There’s a moment in the mesmerizing new Netflix series The Keepers, released earlier this summer, when an attorney from Kentucky describes meeting Catholics for the first time when she was a child.
“We can’t play with you,” the attorney claims the little Catholic kids said. The attorney was not a fellow Catholic, so was a “heathen” and going to hell so, of course, the Catholic kids could not play with her.
This may be a true story but it’s still kind of a cheap shot. It plays on old anti-Catholic sentiments, a sense that Catholics are superior and hypocritical.
Heck, not too long-ago Catholics would have been such a distinct minority in a place like Kentucky that it would have been the local Protestants who viewed Catholics as heathens.
This was my fear about The Keepers overall. It sounded not only grim, but sadly familiar. Sadistic Irish priests with powerful pals in politics and the police department. Lives ruined by oppressive Catholic schools.
And that, partly, is what The Keepers is. But it is also inspirational. And gripping. And an awful reminder of the church’s sins in both the U.S. and Ireland. (I’ll avoid big spoilers.)
If there are any heroes in this story, one is Irish American Abbie Fitzgerald, who’s been referred to as a “Grandma Nancy Drew.”
Fitzgerald attended Baltimore’s Archbishop Keough High School in the late 1960s, and fondly recalls those bygone years. Indeed, one thing The Keepers reminds you is how, not too long ago, the Catholic Church and its large Irish, Italian and Polish families were at the center of big city life.
As we know now, there was a dark side to all of that.
It would be nice if The Keepers -- if historians, in general -- provided a little context to just how important, in positive ways, the Catholic Church was to these people. One reason Catholic parishes were so insular is because, for decades, Catholics were such outsiders in the U.S. that they could only rely on each other (and, eventually, political machines).
One reason students like Abbie had such fond memories of their years at Keough -- named after Francis Patrick Keough, the son of Irish immigrants, and Baltimore’s archbishop from 1947 to 1961 -- was a young nun who served as a teacher there. Her name was Sister Cathy Cesnik.
In November of 1969, Cesnik vanished. Two months later, her body was finally found.

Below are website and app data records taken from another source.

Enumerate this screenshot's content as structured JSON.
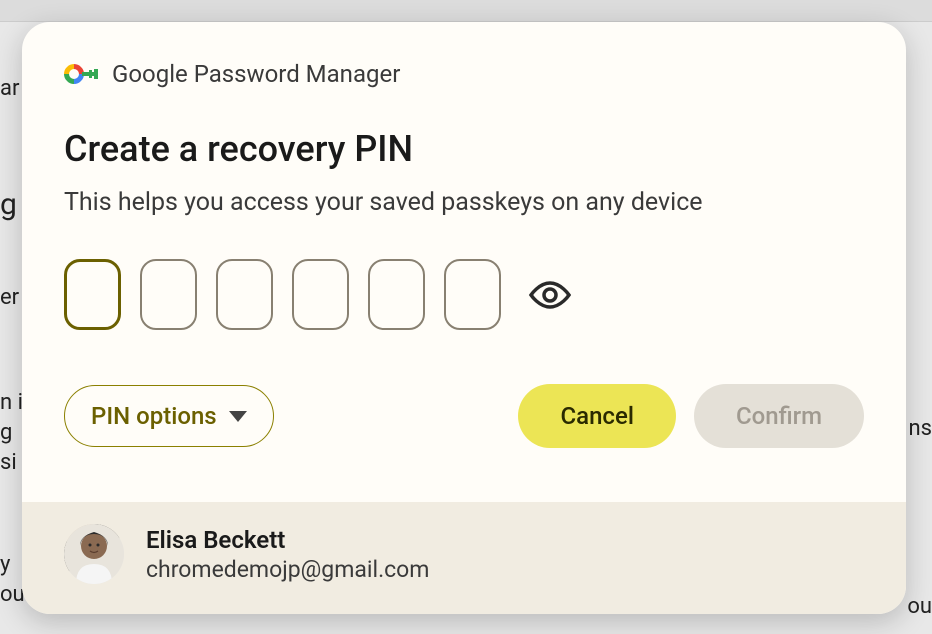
{
  "header": {
    "app_name": "Google Password Manager"
  },
  "dialog": {
    "title": "Create a recovery PIN",
    "subtitle": "This helps you access your saved passkeys on any device",
    "pin_length": 6,
    "active_index": 0
  },
  "actions": {
    "pin_options_label": "PIN options",
    "cancel_label": "Cancel",
    "confirm_label": "Confirm"
  },
  "user": {
    "name": "Elisa Beckett",
    "email": "chromedemojp@gmail.com"
  },
  "background": {
    "frag1": "ar",
    "frag2": "g",
    "frag3": "er",
    "frag4": "n i",
    "frag5": "g",
    "frag6": "si",
    "frag7": "ns",
    "frag8": "y",
    "frag9": "ou",
    "frag10": "ou"
  }
}
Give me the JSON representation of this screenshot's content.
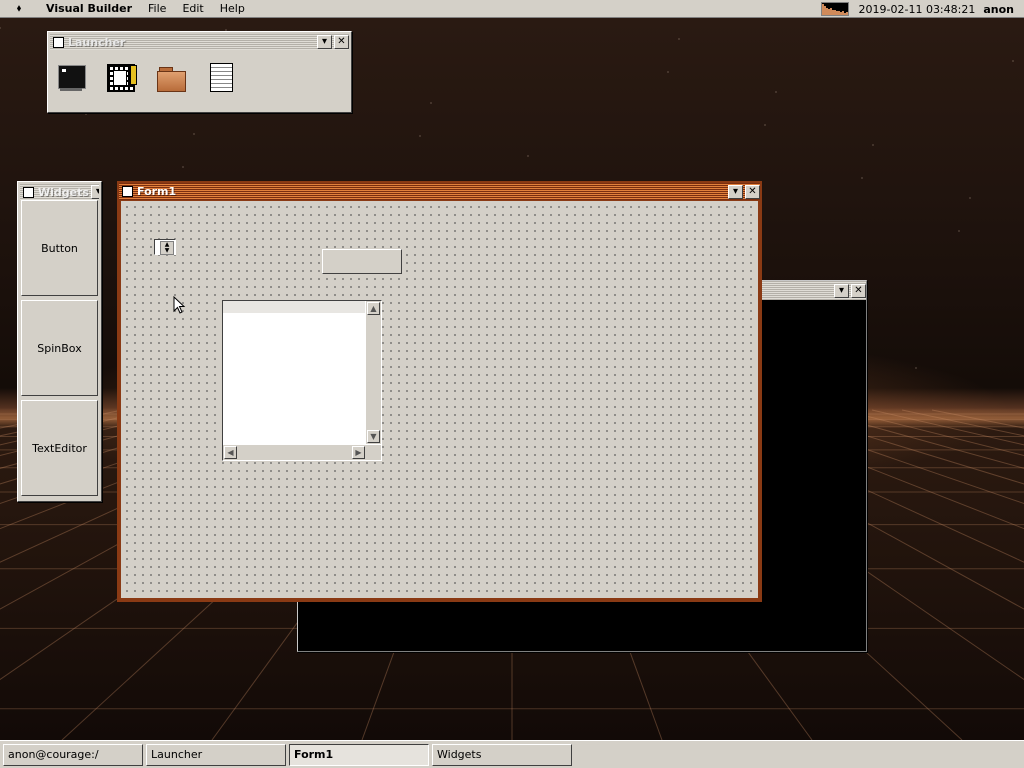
{
  "menubar": {
    "logo": "⬧",
    "app_name": "Visual Builder",
    "menus": [
      "File",
      "Edit",
      "Help"
    ],
    "clock": "2019-02-11 03:48:21",
    "username": "anon",
    "cpu_history": [
      0.9,
      0.75,
      0.55,
      0.5,
      0.6,
      0.45,
      0.4,
      0.35,
      0.3,
      0.25,
      0.3,
      0.2,
      0.25,
      0.2
    ]
  },
  "launcher": {
    "title": "Launcher",
    "apps": [
      "terminal-icon",
      "visual-builder-icon",
      "file-manager-icon",
      "text-editor-icon"
    ]
  },
  "widgets_window": {
    "title": "Widgets",
    "buttons": [
      "Button",
      "SpinBox",
      "TextEditor"
    ]
  },
  "form_window": {
    "title": "Form1"
  },
  "taskbar": {
    "items": [
      {
        "label": "anon@courage:/",
        "active": false
      },
      {
        "label": "Launcher",
        "active": false
      },
      {
        "label": "Form1",
        "active": true
      },
      {
        "label": "Widgets",
        "active": false
      }
    ]
  },
  "colors": {
    "active_title_dark": "#7a2e10",
    "active_title_light": "#e2813c",
    "window_face": "#d4d0c8",
    "terminal_bg": "#000000"
  }
}
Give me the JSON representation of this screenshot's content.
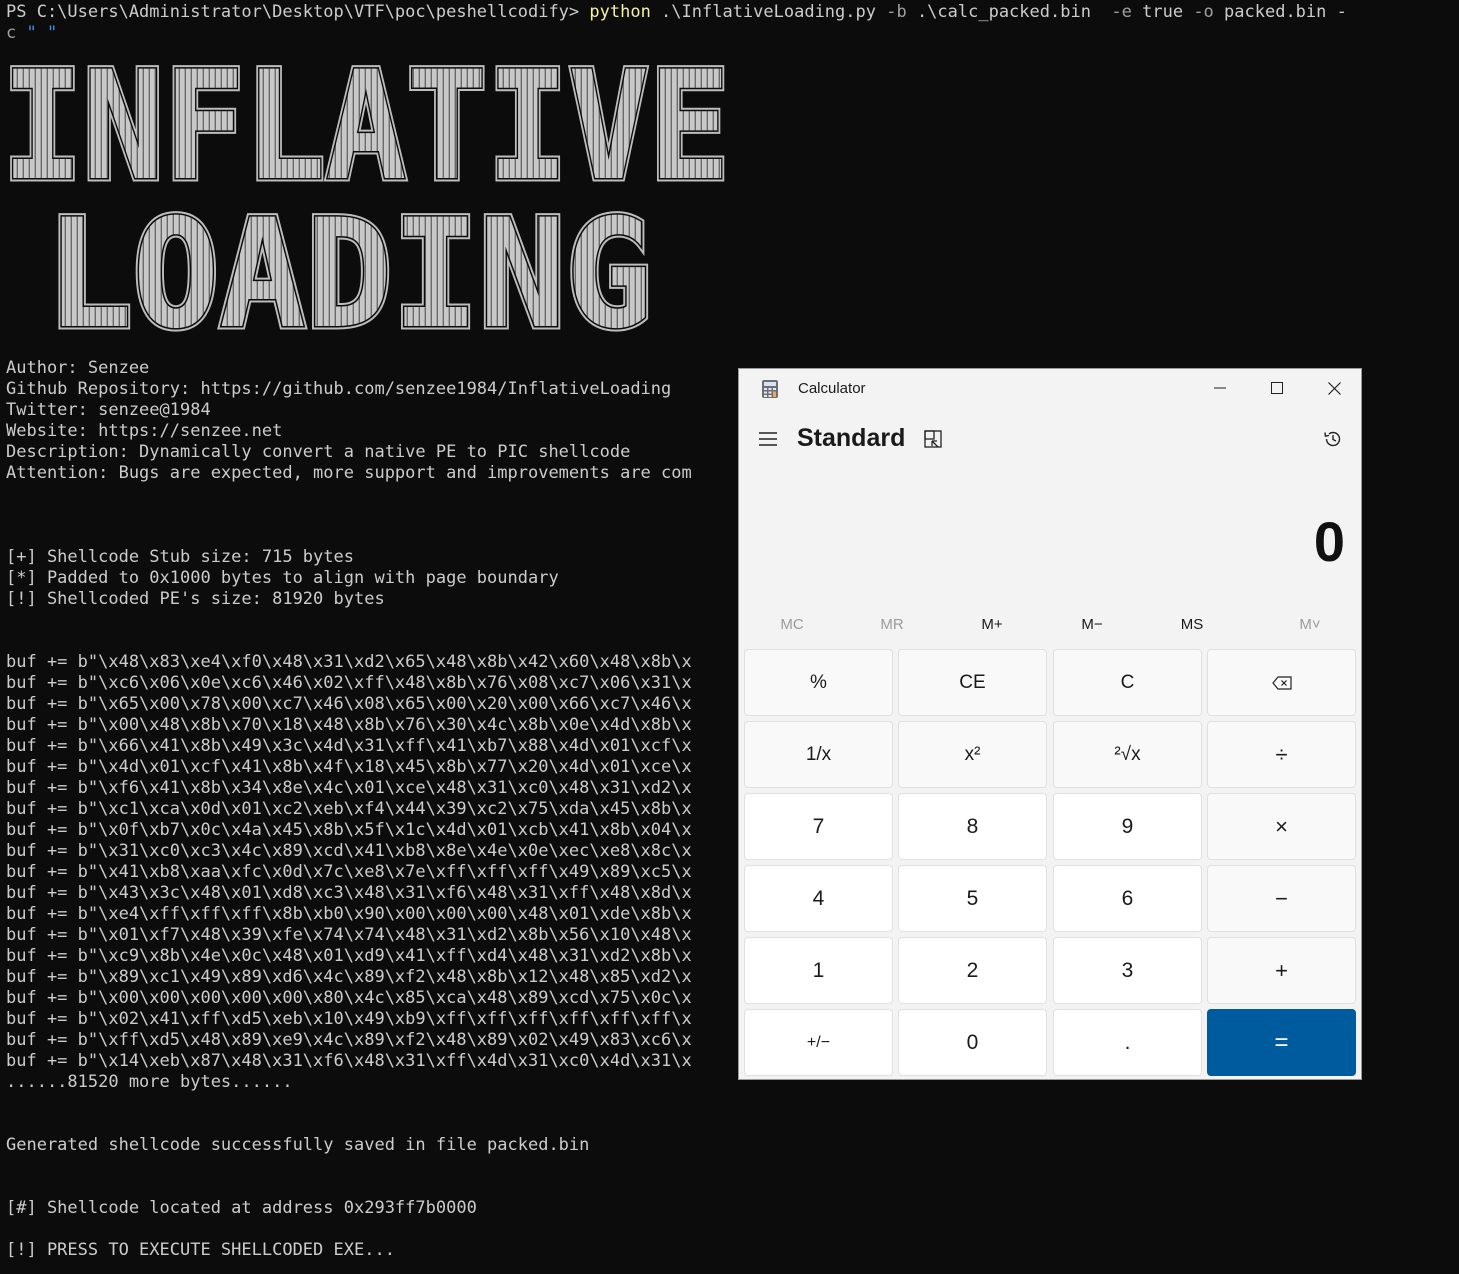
{
  "terminal": {
    "prompt": "PS C:\\Users\\Administrator\\Desktop\\VTF\\poc\\peshellcodify> ",
    "command": {
      "exe": "python",
      "script": " .\\InflativeLoading.py ",
      "flag_b": "-b",
      "arg_b": " .\\calc_packed.bin  ",
      "flag_e": "-e",
      "arg_e": " true ",
      "flag_o": "-o",
      "arg_o": " packed.bin -",
      "wrap_flag": "c",
      "wrap_arg": " \" \""
    },
    "banner": [
      "INFLATIVE",
      "LOADING"
    ],
    "info": [
      "Author: Senzee",
      "Github Repository: https://github.com/senzee1984/InflativeLoading",
      "Twitter: senzee@1984",
      "Website: https://senzee.net",
      "Description: Dynamically convert a native PE to PIC shellcode",
      "Attention: Bugs are expected, more support and improvements are com"
    ],
    "stats": [
      "[+] Shellcode Stub size: 715 bytes",
      "[*] Padded to 0x1000 bytes to align with page boundary",
      "[!] Shellcoded PE's size: 81920 bytes"
    ],
    "buf_lines": [
      "buf += b\"\\x48\\x83\\xe4\\xf0\\x48\\x31\\xd2\\x65\\x48\\x8b\\x42\\x60\\x48\\x8b\\x",
      "buf += b\"\\xc6\\x06\\x0e\\xc6\\x46\\x02\\xff\\x48\\x8b\\x76\\x08\\xc7\\x06\\x31\\x",
      "buf += b\"\\x65\\x00\\x78\\x00\\xc7\\x46\\x08\\x65\\x00\\x20\\x00\\x66\\xc7\\x46\\x",
      "buf += b\"\\x00\\x48\\x8b\\x70\\x18\\x48\\x8b\\x76\\x30\\x4c\\x8b\\x0e\\x4d\\x8b\\x",
      "buf += b\"\\x66\\x41\\x8b\\x49\\x3c\\x4d\\x31\\xff\\x41\\xb7\\x88\\x4d\\x01\\xcf\\x",
      "buf += b\"\\x4d\\x01\\xcf\\x41\\x8b\\x4f\\x18\\x45\\x8b\\x77\\x20\\x4d\\x01\\xce\\x",
      "buf += b\"\\xf6\\x41\\x8b\\x34\\x8e\\x4c\\x01\\xce\\x48\\x31\\xc0\\x48\\x31\\xd2\\x",
      "buf += b\"\\xc1\\xca\\x0d\\x01\\xc2\\xeb\\xf4\\x44\\x39\\xc2\\x75\\xda\\x45\\x8b\\x",
      "buf += b\"\\x0f\\xb7\\x0c\\x4a\\x45\\x8b\\x5f\\x1c\\x4d\\x01\\xcb\\x41\\x8b\\x04\\x",
      "buf += b\"\\x31\\xc0\\xc3\\x4c\\x89\\xcd\\x41\\xb8\\x8e\\x4e\\x0e\\xec\\xe8\\x8c\\x",
      "buf += b\"\\x41\\xb8\\xaa\\xfc\\x0d\\x7c\\xe8\\x7e\\xff\\xff\\xff\\x49\\x89\\xc5\\x",
      "buf += b\"\\x43\\x3c\\x48\\x01\\xd8\\xc3\\x48\\x31\\xf6\\x48\\x31\\xff\\x48\\x8d\\x",
      "buf += b\"\\xe4\\xff\\xff\\xff\\x8b\\xb0\\x90\\x00\\x00\\x00\\x48\\x01\\xde\\x8b\\x",
      "buf += b\"\\x01\\xf7\\x48\\x39\\xfe\\x74\\x74\\x48\\x31\\xd2\\x8b\\x56\\x10\\x48\\x",
      "buf += b\"\\xc9\\x8b\\x4e\\x0c\\x48\\x01\\xd9\\x41\\xff\\xd4\\x48\\x31\\xd2\\x8b\\x",
      "buf += b\"\\x89\\xc1\\x49\\x89\\xd6\\x4c\\x89\\xf2\\x48\\x8b\\x12\\x48\\x85\\xd2\\x",
      "buf += b\"\\x00\\x00\\x00\\x00\\x00\\x80\\x4c\\x85\\xca\\x48\\x89\\xcd\\x75\\x0c\\x",
      "buf += b\"\\x02\\x41\\xff\\xd5\\xeb\\x10\\x49\\xb9\\xff\\xff\\xff\\xff\\xff\\xff\\x",
      "buf += b\"\\xff\\xd5\\x48\\x89\\xe9\\x4c\\x89\\xf2\\x48\\x89\\x02\\x49\\x83\\xc6\\x",
      "buf += b\"\\x14\\xeb\\x87\\x48\\x31\\xf6\\x48\\x31\\xff\\x4d\\x31\\xc0\\x4d\\x31\\x"
    ],
    "more_bytes": "......81520 more bytes......",
    "saved": "Generated shellcode successfully saved in file packed.bin",
    "located": "[#] Shellcode located at address 0x293ff7b0000",
    "press": "[!] PRESS TO EXECUTE SHELLCODED EXE..."
  },
  "calculator": {
    "title": "Calculator",
    "mode": "Standard",
    "display": "0",
    "icons": {
      "app": "calculator-app-icon",
      "minimize": "minimize-icon",
      "maximize": "maximize-icon",
      "close": "close-icon",
      "menu": "hamburger-menu-icon",
      "keep_on_top": "keep-on-top-icon",
      "history": "history-icon"
    },
    "memory": [
      {
        "label": "MC",
        "enabled": false
      },
      {
        "label": "MR",
        "enabled": false
      },
      {
        "label": "M+",
        "enabled": true
      },
      {
        "label": "M−",
        "enabled": true
      },
      {
        "label": "MS",
        "enabled": true
      },
      {
        "label": "M˅",
        "enabled": false
      }
    ],
    "keys": [
      [
        "%",
        "CE",
        "C",
        "⌫"
      ],
      [
        "1/x",
        "x²",
        "²√x",
        "÷"
      ],
      [
        "7",
        "8",
        "9",
        "×"
      ],
      [
        "4",
        "5",
        "6",
        "−"
      ],
      [
        "1",
        "2",
        "3",
        "+"
      ],
      [
        "+/−",
        "0",
        ".",
        "="
      ]
    ],
    "colors": {
      "background": "#f3f3f3",
      "number_key": "#ffffff",
      "operator_key": "#f9f9f9",
      "accent": "#005a9e"
    }
  },
  "colors": {
    "terminal_bg": "#0c0c0c",
    "terminal_fg": "#cccccc",
    "command": "#f9f1a5",
    "string": "#3b8eea"
  }
}
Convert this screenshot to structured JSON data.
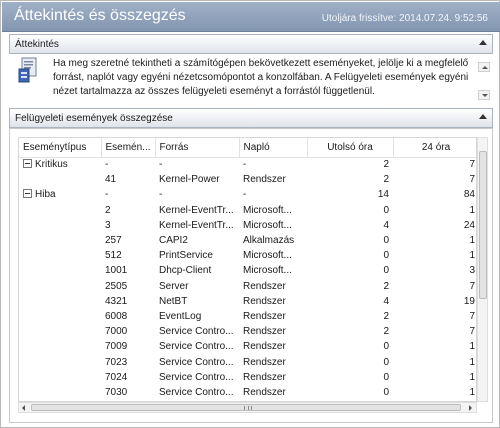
{
  "header": {
    "title": "Áttekintés és összegzés",
    "refresh_text": "Utoljára frissítve: 2014.07.24. 9:52:56"
  },
  "overview": {
    "section_label": "Áttekintés",
    "text": "Ha meg szeretné tekintheti a számítógépen bekövetkezett eseményeket, jelölje ki a megfelelő forrást, naplót vagy egyéni nézetcsomópontot a konzolfában. A Felügyeleti események egyéni nézet tartalmazza az összes felügyeleti eseményt a forrástól függetlenül.",
    "icon": "info-document-icon"
  },
  "summary": {
    "section_label": "Felügyeleti események összegzése",
    "columns": [
      "Eseménytípus",
      "Esemén...",
      "Forrás",
      "Napló",
      "Utolsó óra",
      "24 óra"
    ],
    "rows": [
      {
        "type": "Kritikus",
        "group": true,
        "id": "-",
        "source": "-",
        "log": "-",
        "last_hour": "2",
        "day": "7"
      },
      {
        "type": "",
        "group": false,
        "id": "41",
        "source": "Kernel-Power",
        "log": "Rendszer",
        "last_hour": "2",
        "day": "7"
      },
      {
        "type": "Hiba",
        "group": true,
        "id": "-",
        "source": "-",
        "log": "-",
        "last_hour": "14",
        "day": "84"
      },
      {
        "type": "",
        "group": false,
        "id": "2",
        "source": "Kernel-EventTr...",
        "log": "Microsoft...",
        "last_hour": "0",
        "day": "1"
      },
      {
        "type": "",
        "group": false,
        "id": "3",
        "source": "Kernel-EventTr...",
        "log": "Microsoft...",
        "last_hour": "4",
        "day": "24"
      },
      {
        "type": "",
        "group": false,
        "id": "257",
        "source": "CAPI2",
        "log": "Alkalmazás",
        "last_hour": "0",
        "day": "1"
      },
      {
        "type": "",
        "group": false,
        "id": "512",
        "source": "PrintService",
        "log": "Microsoft...",
        "last_hour": "0",
        "day": "1"
      },
      {
        "type": "",
        "group": false,
        "id": "1001",
        "source": "Dhcp-Client",
        "log": "Microsoft...",
        "last_hour": "0",
        "day": "3"
      },
      {
        "type": "",
        "group": false,
        "id": "2505",
        "source": "Server",
        "log": "Rendszer",
        "last_hour": "2",
        "day": "7"
      },
      {
        "type": "",
        "group": false,
        "id": "4321",
        "source": "NetBT",
        "log": "Rendszer",
        "last_hour": "4",
        "day": "19"
      },
      {
        "type": "",
        "group": false,
        "id": "6008",
        "source": "EventLog",
        "log": "Rendszer",
        "last_hour": "2",
        "day": "7"
      },
      {
        "type": "",
        "group": false,
        "id": "7000",
        "source": "Service Contro...",
        "log": "Rendszer",
        "last_hour": "2",
        "day": "7"
      },
      {
        "type": "",
        "group": false,
        "id": "7009",
        "source": "Service Contro...",
        "log": "Rendszer",
        "last_hour": "0",
        "day": "1"
      },
      {
        "type": "",
        "group": false,
        "id": "7023",
        "source": "Service Contro...",
        "log": "Rendszer",
        "last_hour": "0",
        "day": "1"
      },
      {
        "type": "",
        "group": false,
        "id": "7024",
        "source": "Service Contro...",
        "log": "Rendszer",
        "last_hour": "0",
        "day": "1"
      },
      {
        "type": "",
        "group": false,
        "id": "7030",
        "source": "Service Contro...",
        "log": "Rendszer",
        "last_hour": "0",
        "day": "1"
      }
    ]
  },
  "colors": {
    "header_bg": "#8fa1bb",
    "header_text": "#ffffff",
    "section_bar_bg": "#e6eaef"
  }
}
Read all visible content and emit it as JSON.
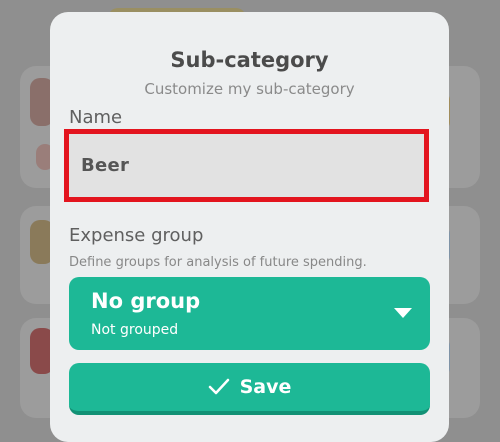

The only thing more shocking than the brutal murder was the fact that the police never found the killer.
Then, after decades passed, former Keough students began “recovering” memories of two sadistic priests at the school.
Father Joseph Maskell is described as coming from a large Irish family, presided over by a matriarch who always wanted her son to become a priest.
Maskell is accused of not only sexually abusing Keough students, but encouraging other priests, politicians and even cops -- Maskell’s brother was a big wig in law enforcement circles -- to do the same.
Once the scandal exploded in the 1990s -- when church officials were still doing everything they could to avoid confronting this problem -- Maskell was shipped to other institutions. He even spent parts of four years in Ireland, where other accusations of abuse have surfaced.
A theory eventually emerges, thanks in part, to dogged research by Abbie Fitzgerald and Gemma Hoskins, that abused students had confided in Sister Cathy, who was going to spill all of Father Maskell’s terrible secrets.
And so, she had to be silenced.
The Keepers is so powerful because while this theory may sound neat, it isn’t. Watch it yourself and decide.
When the long, final history of this dark moment in Irish and Irish American history is written, abusive priests and evasive church power brokers should be brought to justice. But we should also remember the likes of Sister Cathy, who -- if only briefly -- made the world a better place.